• [Task statement]: Look through the data and write out every line with the word "count" in it.

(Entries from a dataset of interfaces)
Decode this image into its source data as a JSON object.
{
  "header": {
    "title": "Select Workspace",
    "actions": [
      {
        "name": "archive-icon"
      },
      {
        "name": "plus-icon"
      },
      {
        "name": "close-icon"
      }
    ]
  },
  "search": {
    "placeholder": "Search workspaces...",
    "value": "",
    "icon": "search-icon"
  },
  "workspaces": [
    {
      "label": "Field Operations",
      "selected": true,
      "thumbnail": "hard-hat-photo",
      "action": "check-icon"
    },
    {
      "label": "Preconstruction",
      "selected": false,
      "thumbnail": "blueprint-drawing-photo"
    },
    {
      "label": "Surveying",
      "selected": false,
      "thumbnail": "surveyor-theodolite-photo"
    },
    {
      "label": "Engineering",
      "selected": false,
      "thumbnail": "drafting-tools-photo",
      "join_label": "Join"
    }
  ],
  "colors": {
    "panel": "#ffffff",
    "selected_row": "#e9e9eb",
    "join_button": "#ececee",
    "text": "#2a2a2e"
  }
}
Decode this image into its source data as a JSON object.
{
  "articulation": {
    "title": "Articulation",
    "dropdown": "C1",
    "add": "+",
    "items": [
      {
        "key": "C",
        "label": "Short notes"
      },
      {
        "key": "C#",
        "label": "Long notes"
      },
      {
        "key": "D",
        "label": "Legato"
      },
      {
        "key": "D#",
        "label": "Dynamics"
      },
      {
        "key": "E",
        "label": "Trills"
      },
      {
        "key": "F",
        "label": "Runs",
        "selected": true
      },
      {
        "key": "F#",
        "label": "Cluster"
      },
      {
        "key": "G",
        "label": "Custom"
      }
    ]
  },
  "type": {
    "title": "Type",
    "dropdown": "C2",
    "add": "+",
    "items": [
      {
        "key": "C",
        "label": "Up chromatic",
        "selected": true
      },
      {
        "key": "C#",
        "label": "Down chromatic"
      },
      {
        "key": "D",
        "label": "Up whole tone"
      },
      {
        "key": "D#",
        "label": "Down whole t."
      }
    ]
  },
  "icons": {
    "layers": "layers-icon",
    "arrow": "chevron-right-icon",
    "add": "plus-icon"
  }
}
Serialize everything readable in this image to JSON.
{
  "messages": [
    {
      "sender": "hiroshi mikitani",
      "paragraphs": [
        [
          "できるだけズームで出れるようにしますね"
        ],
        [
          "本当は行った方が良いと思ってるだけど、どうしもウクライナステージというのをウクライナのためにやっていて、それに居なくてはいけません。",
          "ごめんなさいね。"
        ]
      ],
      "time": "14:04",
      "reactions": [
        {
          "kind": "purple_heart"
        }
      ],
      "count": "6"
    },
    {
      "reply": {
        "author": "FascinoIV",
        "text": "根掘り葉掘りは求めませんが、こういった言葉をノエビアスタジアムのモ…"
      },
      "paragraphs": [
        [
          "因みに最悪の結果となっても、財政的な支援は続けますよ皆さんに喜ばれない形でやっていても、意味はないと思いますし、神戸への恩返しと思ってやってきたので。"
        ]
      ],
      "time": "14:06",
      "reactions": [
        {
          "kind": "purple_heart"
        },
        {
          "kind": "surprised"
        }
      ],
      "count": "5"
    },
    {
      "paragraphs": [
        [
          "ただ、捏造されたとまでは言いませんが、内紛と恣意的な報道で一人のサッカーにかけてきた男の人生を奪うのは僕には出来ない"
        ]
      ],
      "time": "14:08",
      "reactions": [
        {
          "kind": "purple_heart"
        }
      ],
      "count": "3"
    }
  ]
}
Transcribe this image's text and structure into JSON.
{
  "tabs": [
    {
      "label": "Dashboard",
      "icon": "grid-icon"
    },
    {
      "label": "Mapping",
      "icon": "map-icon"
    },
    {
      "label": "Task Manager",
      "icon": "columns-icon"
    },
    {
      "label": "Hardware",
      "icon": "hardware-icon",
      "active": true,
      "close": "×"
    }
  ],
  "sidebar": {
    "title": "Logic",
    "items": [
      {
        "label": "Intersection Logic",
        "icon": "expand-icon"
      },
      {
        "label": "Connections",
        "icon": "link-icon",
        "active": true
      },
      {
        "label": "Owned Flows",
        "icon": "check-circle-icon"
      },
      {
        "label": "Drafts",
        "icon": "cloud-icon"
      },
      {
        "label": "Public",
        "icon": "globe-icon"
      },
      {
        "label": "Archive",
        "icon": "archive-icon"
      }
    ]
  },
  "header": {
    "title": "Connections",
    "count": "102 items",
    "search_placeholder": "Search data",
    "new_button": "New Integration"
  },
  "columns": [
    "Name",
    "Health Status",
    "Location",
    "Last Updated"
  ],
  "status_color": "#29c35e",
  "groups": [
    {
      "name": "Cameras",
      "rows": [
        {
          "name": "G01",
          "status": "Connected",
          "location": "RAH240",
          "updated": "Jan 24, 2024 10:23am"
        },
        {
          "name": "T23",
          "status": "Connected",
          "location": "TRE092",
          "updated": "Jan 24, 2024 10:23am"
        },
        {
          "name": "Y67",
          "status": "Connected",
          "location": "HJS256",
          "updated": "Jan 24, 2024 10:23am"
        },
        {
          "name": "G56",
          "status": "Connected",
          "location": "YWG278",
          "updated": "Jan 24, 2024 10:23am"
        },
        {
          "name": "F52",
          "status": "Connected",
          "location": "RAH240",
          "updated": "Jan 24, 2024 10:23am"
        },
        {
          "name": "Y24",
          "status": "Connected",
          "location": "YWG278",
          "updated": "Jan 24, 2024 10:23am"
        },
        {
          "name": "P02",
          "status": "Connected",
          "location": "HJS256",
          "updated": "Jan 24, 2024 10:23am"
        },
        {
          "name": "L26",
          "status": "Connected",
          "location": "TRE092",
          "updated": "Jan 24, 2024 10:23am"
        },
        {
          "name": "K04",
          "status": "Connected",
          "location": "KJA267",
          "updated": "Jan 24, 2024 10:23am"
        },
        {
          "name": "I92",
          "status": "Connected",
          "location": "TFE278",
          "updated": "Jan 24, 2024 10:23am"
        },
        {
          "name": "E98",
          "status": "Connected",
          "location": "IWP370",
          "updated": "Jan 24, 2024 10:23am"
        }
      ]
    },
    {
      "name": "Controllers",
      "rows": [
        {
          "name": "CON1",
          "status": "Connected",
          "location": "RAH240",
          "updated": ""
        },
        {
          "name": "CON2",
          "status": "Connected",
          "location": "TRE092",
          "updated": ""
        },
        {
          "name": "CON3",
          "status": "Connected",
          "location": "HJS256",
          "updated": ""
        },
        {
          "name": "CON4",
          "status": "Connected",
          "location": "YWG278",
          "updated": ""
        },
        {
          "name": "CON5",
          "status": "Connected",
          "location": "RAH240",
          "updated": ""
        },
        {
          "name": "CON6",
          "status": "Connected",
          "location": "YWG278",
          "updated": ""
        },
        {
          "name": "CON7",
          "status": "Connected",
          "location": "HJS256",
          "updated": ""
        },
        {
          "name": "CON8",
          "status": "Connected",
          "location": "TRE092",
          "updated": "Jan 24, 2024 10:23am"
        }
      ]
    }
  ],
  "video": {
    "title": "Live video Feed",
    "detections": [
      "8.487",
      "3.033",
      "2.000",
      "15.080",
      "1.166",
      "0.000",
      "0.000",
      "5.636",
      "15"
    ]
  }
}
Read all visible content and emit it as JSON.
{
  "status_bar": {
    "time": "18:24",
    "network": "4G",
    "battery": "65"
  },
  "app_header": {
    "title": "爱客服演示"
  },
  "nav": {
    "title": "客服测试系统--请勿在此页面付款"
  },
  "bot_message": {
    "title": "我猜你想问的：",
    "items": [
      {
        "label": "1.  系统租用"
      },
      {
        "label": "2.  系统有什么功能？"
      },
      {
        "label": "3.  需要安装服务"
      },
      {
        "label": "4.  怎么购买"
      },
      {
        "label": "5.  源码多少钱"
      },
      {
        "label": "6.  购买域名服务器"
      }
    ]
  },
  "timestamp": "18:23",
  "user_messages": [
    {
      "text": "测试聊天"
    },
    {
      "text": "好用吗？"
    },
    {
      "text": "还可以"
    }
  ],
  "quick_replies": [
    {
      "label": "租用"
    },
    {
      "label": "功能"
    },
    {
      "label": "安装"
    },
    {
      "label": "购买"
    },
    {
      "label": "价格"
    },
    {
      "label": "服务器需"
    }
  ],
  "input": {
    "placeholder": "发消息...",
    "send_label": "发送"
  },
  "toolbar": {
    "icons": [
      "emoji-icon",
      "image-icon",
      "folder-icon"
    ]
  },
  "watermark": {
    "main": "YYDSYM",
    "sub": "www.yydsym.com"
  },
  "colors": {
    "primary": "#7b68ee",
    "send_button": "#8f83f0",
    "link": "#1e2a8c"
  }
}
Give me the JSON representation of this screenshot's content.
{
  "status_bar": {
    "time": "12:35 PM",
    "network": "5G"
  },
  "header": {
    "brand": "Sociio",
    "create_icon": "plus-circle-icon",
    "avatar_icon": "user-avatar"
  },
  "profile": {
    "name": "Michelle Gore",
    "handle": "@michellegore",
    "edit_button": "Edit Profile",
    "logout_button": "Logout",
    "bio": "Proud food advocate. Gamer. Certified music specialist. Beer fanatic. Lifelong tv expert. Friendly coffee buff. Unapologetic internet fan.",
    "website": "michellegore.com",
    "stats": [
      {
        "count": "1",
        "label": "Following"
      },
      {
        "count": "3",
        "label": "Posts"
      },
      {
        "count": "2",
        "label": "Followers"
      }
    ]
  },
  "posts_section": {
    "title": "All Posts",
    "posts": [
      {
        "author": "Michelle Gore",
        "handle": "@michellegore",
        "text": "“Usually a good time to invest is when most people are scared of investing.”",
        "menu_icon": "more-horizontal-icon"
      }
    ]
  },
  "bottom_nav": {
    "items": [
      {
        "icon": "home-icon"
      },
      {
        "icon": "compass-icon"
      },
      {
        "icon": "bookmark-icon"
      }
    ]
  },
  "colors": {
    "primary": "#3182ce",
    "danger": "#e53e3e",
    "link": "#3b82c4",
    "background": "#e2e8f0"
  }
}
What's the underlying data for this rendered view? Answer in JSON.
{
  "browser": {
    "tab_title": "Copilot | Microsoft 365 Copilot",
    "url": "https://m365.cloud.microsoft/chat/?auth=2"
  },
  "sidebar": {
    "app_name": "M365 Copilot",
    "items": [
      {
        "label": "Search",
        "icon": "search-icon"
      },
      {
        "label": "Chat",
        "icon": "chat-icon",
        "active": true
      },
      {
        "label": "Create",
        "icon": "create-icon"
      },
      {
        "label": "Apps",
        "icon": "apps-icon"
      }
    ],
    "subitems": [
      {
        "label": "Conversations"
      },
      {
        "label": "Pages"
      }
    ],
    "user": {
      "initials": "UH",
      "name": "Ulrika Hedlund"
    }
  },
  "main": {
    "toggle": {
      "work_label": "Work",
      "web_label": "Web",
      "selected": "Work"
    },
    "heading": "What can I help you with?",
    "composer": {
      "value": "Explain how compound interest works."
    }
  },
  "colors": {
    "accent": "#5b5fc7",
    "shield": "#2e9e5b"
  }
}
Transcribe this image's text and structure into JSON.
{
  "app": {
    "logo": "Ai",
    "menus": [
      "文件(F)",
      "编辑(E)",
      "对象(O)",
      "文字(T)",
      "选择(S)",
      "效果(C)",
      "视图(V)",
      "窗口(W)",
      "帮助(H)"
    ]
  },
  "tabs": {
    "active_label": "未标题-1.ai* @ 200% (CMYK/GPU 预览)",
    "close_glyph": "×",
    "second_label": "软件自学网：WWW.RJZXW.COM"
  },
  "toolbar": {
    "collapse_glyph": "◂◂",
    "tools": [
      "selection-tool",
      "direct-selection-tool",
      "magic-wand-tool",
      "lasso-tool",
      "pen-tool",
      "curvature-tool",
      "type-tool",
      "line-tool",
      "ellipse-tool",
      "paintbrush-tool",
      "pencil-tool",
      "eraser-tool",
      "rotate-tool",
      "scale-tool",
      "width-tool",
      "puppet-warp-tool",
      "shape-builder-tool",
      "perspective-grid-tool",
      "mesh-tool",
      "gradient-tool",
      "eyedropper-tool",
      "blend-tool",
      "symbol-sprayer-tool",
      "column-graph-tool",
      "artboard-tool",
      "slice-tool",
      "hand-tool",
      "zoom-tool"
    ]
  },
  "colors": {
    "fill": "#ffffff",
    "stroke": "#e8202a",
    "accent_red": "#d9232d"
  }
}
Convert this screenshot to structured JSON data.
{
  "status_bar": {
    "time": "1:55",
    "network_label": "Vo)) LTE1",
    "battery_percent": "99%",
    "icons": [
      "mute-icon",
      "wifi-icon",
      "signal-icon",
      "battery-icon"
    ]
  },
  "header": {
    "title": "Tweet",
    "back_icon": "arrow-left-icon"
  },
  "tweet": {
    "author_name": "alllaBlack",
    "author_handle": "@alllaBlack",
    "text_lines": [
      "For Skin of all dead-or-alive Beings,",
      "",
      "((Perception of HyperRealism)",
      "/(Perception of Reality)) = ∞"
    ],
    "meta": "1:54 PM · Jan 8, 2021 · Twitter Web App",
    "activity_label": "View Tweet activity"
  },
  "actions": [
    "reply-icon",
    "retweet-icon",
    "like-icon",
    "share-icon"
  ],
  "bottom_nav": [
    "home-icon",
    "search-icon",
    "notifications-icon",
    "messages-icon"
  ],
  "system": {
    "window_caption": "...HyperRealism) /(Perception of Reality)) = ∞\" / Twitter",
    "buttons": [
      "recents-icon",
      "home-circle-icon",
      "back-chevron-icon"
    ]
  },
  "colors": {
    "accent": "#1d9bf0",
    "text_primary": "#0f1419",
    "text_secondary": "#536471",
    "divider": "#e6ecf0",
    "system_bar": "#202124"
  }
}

• [Exercise output]:
      "count": "6"
      "count": "5"
      "count": "3"
    "count": "102 items",
        "count": "1",
        "count": "3",
        "count": "2",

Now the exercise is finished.